My father was a self-made and endlessly remade man. But even for this awakened Arab, at once Jewish and Arab nationalist, American and anti-US, it was one remake too many.
George Antonious, the Lebanese-Egyptian diplomat in whose memory Malley gave his lecture.
Antonious’s 1938 book The Arab Awakening became the definitive history of Arab nationalism.
A secular Arab nationalist, Egyptian president Gamal Abdel Nasser counted not only Western imperialists but also Islamists among his foes.
PLO chairman Yasser Arafat found himself at odds with the US, European governments, and other Arab states, especially after Nasser’s successor, Anwar Sadat, recognized Israel in 1979.
Habib Bourgiba was the first president of Tunisia and ruled the country as an autocrat for 30 years until his death in 2000. Hosni Mubarak was Egypt’s president from 1981 until he resigned during the Arab Spring protests in 2011. Mubarak died in February 2020.
Hussein Agha is a senior associate of Oxford University’s St. Antony’s College. He and Malley are longtime collaborators and co-authors of several widely-read articles on Israeli-Palestinian negotiations published in The New York Review of Books.
Colloquialism for PLO chairman and Palestinian Authority president Mahmoud Abbas.
In Egypt, Sadat’s succession of Nasser marked the beginning of rapprochement with Israel and the West. In Algeria, Houari Boumedienne was succeeded by Chadli Bendjedid, under whose leadership the Algerian Civil War erupted.
Simon Malley and other opponents of the Gulf War hoped that it would spark an Arab revolt against US domination of the region. That did not happen.

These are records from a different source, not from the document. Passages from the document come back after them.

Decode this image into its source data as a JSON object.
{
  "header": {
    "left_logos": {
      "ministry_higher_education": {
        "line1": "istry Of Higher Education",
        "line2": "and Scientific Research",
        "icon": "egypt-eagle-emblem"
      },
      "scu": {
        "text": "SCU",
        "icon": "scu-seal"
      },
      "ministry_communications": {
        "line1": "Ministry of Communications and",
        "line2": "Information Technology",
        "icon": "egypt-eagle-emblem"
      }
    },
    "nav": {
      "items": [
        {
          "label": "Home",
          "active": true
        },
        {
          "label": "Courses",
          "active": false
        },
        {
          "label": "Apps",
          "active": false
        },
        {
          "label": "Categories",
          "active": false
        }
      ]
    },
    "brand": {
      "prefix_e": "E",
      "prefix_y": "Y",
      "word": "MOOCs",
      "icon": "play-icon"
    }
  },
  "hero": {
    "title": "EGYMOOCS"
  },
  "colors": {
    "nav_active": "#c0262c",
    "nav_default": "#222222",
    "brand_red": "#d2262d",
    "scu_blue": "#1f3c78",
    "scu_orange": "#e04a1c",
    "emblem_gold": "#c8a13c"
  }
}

The FLN, or Front de libération nationale, was the major anti-colonial nationalist movement during the Algerian War of Independence.
Dozens of countries around the world joined the US- and UK-led coalition forces in the 2003 invasion and occupation of Iraq—among them European countries, such as Spain, Poland, the Netherlands; Latin American countries, such as Nicaragua, the Domincan Republic, and Honduras; and Asian countries, such as Japan and the Philippines.
The “Roadmap” was the George W. Bush administration’s peace plan, which was divided up into three phases but included no concrete timeframe.
The Quartet (US, EU, UN, Russia) conditions required Hamas to recognize Israel, foreswear violence, and abide by past Palestinian agreements in order to gain international recognition.
At the time, Fatah and Hamas were in the midst of a reconciliation process, about which Malley and Agha wrote for The New York Review of Books. https://www.nybooks.com/articles/2007/05/10/the-road-from-mecca/
The 2008 Obama campaign disavowed Malley, who had been working as an informal adviser, after it was reported that he had met with leaders of Hamas. https://web.archive.org/web/20080510181918/http:/firstread.msnbc.msn.com/archive/2008/05/09/1005411.aspx